## [TASK DIRECTIONS]
Which lines of the data hold the word "JSON"? Copy all of them.

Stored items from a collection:
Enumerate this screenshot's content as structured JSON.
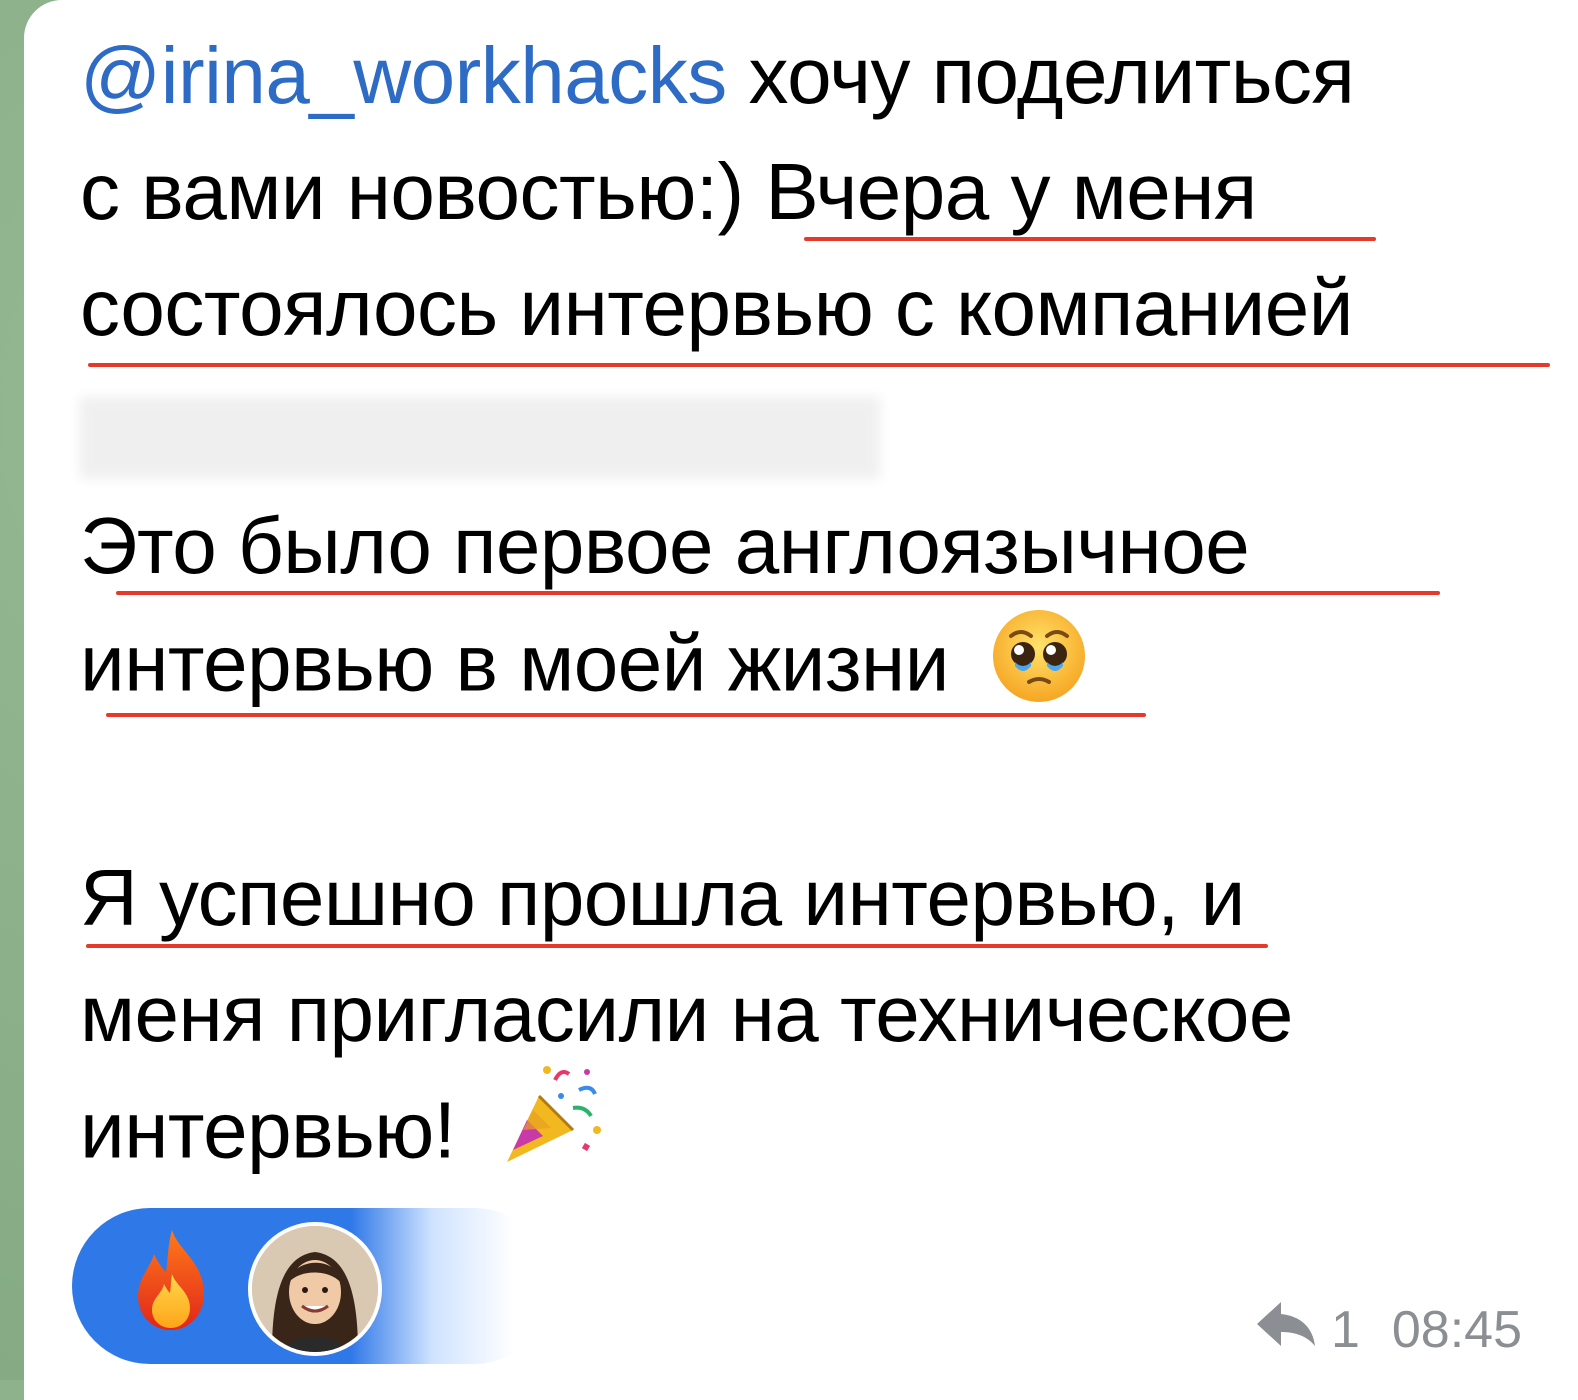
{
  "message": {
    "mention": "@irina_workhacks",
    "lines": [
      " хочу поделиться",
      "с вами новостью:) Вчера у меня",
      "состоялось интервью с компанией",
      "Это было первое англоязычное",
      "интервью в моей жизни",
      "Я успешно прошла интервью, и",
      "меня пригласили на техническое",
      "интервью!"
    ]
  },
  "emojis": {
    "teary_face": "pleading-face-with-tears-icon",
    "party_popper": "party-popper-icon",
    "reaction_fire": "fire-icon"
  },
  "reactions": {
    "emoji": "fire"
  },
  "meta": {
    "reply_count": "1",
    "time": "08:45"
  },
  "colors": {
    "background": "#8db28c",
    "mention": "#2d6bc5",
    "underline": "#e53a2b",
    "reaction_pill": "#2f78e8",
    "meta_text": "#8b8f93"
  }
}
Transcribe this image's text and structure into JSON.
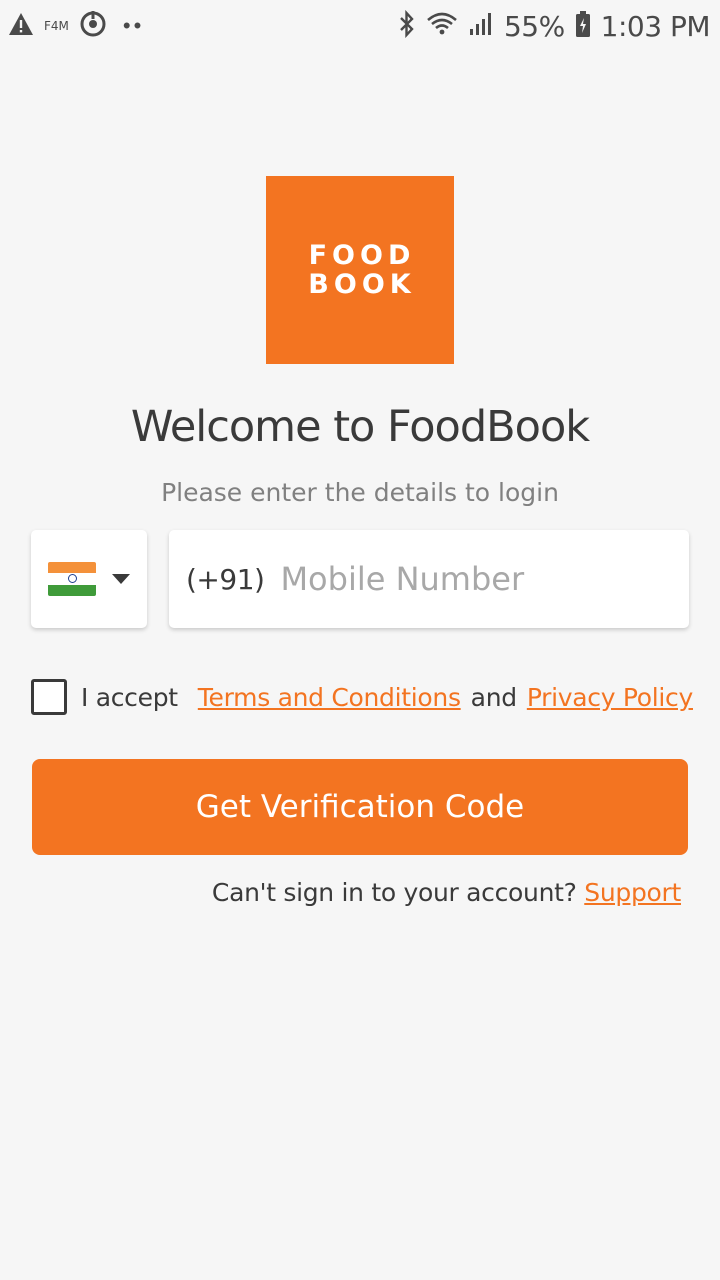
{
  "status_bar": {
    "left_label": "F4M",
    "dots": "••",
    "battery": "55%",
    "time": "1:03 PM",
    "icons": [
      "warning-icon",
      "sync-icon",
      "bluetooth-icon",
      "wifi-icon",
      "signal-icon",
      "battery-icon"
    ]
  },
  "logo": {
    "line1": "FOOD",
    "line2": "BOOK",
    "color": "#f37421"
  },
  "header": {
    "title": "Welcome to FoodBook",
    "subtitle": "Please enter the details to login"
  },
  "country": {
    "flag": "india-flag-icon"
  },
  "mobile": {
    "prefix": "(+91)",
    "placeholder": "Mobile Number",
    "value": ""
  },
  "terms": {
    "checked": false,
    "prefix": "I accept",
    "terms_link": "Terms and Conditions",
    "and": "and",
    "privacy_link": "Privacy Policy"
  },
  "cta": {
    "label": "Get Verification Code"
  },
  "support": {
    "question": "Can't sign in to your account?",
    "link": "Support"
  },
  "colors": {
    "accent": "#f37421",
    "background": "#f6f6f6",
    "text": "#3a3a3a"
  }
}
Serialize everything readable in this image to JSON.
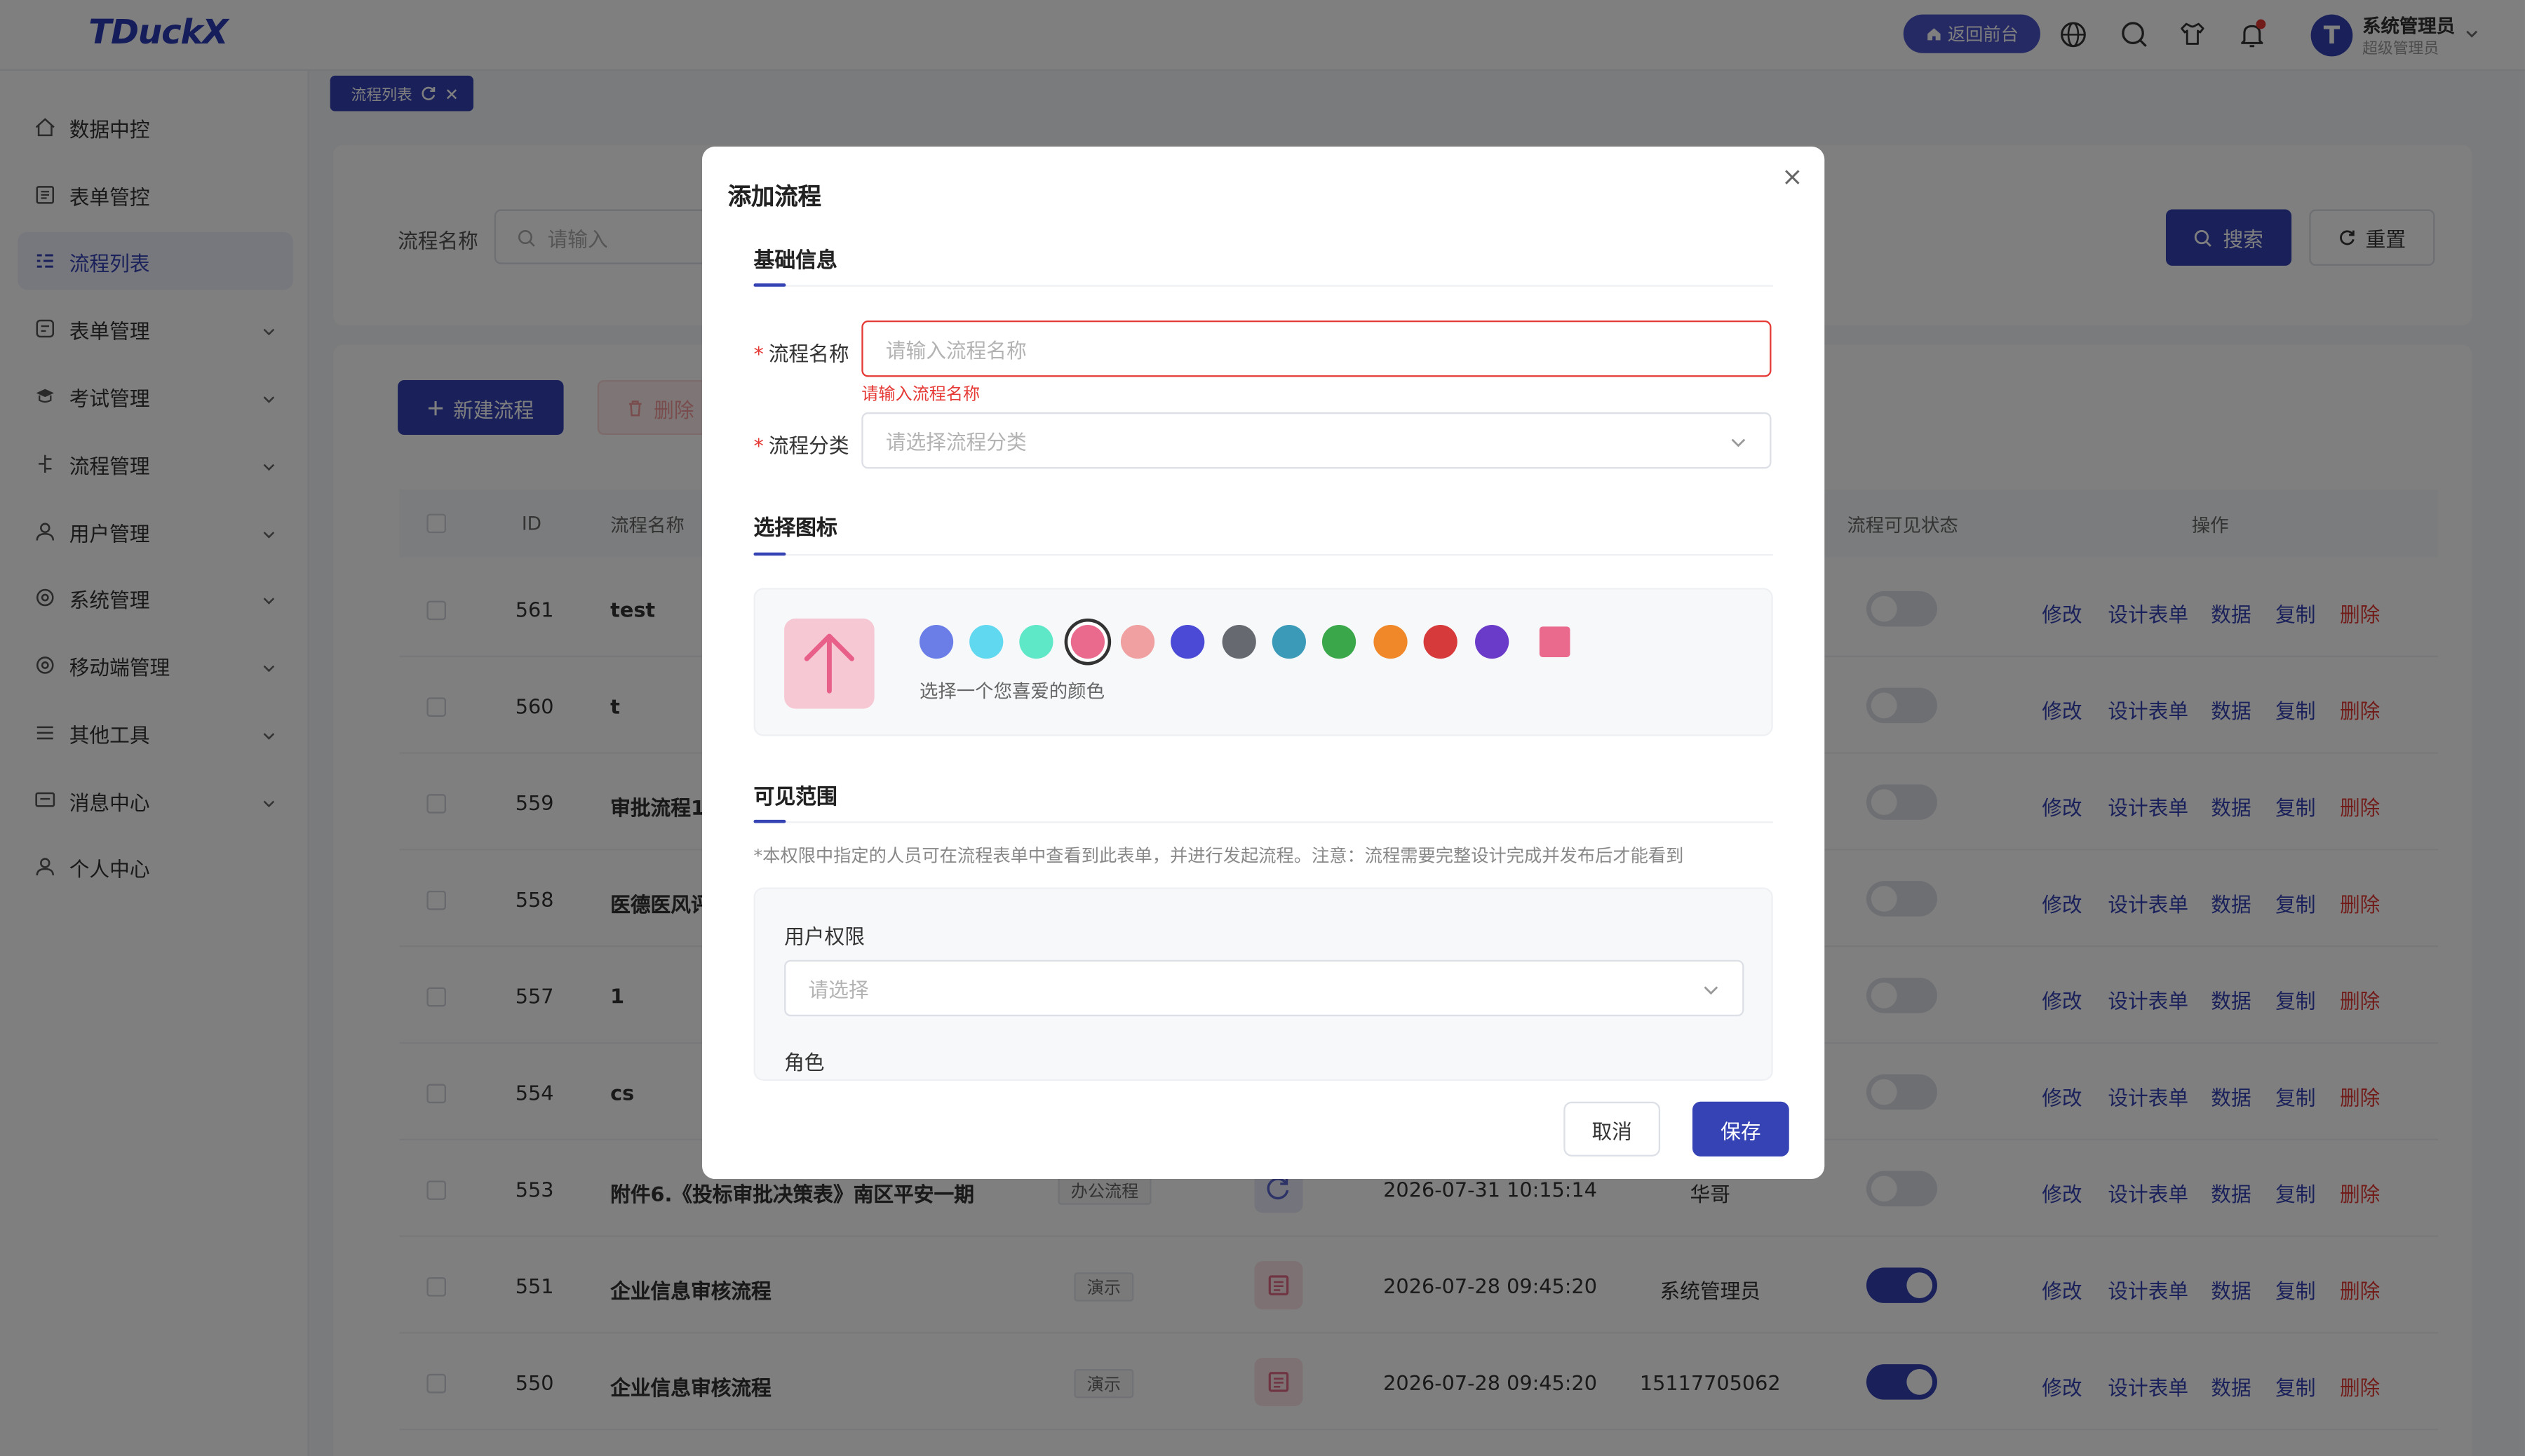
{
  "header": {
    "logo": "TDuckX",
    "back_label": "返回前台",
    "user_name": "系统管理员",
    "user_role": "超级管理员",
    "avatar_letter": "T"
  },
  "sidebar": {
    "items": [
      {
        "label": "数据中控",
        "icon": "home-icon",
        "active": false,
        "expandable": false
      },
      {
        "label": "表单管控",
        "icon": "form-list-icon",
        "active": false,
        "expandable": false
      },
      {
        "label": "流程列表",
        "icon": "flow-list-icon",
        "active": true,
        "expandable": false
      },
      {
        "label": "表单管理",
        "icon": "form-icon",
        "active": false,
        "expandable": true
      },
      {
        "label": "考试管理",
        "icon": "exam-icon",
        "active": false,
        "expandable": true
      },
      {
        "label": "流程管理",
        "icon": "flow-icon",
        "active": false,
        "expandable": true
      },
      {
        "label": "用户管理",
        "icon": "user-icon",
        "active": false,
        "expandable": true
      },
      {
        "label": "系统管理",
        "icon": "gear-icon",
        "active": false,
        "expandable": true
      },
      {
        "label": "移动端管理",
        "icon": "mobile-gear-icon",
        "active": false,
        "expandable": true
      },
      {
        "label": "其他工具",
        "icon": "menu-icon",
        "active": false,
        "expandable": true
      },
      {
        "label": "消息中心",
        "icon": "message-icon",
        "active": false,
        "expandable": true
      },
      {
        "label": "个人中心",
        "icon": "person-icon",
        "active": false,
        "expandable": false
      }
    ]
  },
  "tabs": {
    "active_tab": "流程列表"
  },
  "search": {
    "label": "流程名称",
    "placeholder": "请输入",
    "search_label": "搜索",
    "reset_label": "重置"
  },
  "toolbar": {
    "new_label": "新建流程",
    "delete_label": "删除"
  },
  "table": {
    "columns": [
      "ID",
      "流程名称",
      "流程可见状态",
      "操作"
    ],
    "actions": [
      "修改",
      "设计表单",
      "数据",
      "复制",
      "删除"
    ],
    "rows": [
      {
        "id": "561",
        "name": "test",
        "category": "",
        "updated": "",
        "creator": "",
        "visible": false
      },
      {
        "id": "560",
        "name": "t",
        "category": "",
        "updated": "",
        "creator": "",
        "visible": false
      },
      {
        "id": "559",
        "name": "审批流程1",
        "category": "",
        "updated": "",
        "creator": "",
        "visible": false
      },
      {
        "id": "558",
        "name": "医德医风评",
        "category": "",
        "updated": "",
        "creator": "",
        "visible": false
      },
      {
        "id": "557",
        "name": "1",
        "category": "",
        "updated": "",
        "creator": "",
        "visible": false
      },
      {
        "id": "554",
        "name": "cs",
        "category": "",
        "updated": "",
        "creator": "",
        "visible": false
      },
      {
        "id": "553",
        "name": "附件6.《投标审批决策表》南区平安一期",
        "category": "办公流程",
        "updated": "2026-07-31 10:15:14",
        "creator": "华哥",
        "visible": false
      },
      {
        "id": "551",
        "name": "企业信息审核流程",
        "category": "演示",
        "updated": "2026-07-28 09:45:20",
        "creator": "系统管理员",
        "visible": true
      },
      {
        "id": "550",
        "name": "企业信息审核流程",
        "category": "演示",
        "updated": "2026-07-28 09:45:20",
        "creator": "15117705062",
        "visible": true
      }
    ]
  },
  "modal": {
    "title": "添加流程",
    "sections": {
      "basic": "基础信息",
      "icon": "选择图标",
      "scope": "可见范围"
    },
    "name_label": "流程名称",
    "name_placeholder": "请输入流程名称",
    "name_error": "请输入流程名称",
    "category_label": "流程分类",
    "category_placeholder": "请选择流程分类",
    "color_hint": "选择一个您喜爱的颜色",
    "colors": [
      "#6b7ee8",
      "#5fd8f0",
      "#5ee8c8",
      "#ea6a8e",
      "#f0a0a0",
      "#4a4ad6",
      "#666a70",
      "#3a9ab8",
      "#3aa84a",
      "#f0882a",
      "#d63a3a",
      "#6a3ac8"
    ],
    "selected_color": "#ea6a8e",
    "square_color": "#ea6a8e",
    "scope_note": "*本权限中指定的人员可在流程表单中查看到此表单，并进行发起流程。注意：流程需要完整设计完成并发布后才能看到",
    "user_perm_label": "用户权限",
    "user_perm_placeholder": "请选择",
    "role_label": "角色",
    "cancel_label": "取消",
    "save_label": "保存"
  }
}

## [THE COMPLETED TASK]
Enumerate this screenshot's content as structured JSON.
Transcribe this image's text and structure into JSON.
Serialize everything readable in this image to JSON.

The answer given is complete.